Rigotti is a professor of Medicine at Harvard Medical School and director of the MGH Tobacco Research and Treatment Center (TRTC), based in the Mongan Institute and Division of General Internal Medicine. Other authors of the review are Gina Kruse, MD, MPH, assistant professor of Medicine at Harvard Medical School and TRTC investigator, and Jamie Hartmann-Boyce, DPhil, and Jonathan Livingstone-Banks, PhD, of the University of Oxford.
An audio interview with Rigotti can be found on the JAMA website here.
About the Massachusetts General Hospital
Massachusetts General Hospital, founded in 1811, is the original and largest teaching hospital of Harvard Medical School. The Mass General Research Institute conducts the largest hospital-based research program in the nation, with annual research operations of more than $1 billion and comprises more than 9,500 researchers working across more than 30 institutes, centers and departments. In August 2021, Mass General was named #5 in the U.S. News & World Report list of “America’s Best Hospitals.”
About the University of Oxford
Oxford University has been placed number 1 in the Times Higher Education World University Rankings for the fifth year running, and at the heart of this success is our ground-breaking research and innovation. Oxford is world-famous for research excellence and home to some of the most talented people from across the globe. Our work helps the lives of millions, solving real-world problems through a huge network of partnerships and collaborations. The breadth and interdisciplinary nature of our research sparks imaginative and inventive insights and solutions.
Oxford University’s Medical Sciences Division is one of the largest biomedical research centres in Europe, with over 2,500 people involved in research and more than 2,800 students. The University is rated the best in the world for medicine and life sciences, and it is home to the UK’s top-ranked medical school. It has one of the largest clinical trial portfolios in the UK and great expertise in taking discoveries from the lab into the clinic. Partnerships with the local NHS Trusts enable patients to benefit from close links between medical research and healthcare delivery.
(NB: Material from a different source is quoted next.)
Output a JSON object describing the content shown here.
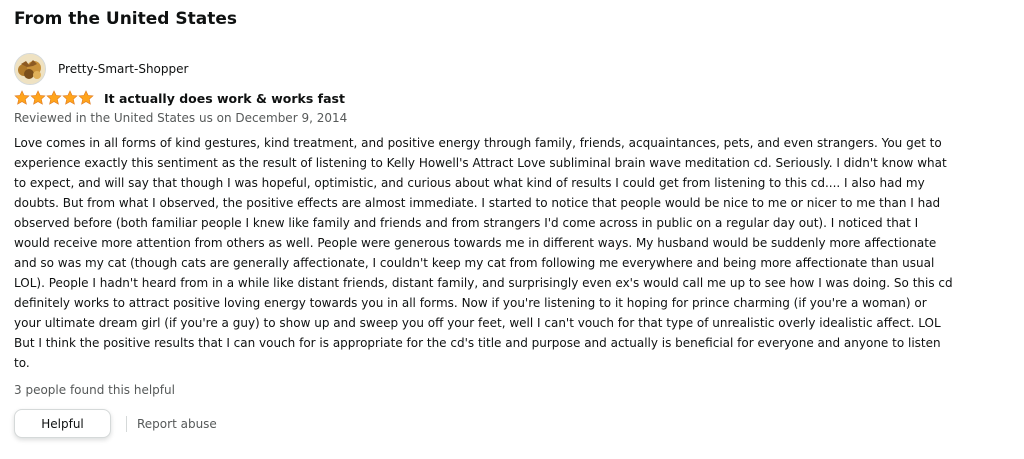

Within the division, the Nuffield Department of Primary Care Health Sciences is the largest, top-ranked centre for academic primary care in the UK and leads world-class research and training to rethink the way healthcare is delivered in general practice and other primary care settings. The department’s main research focus is on the prevention, early diagnosis and management of common illness, bringing together academics from many different backgrounds to work together to produce benefits for the NHS, for populations and for patients. www.phc.ox.ac.uk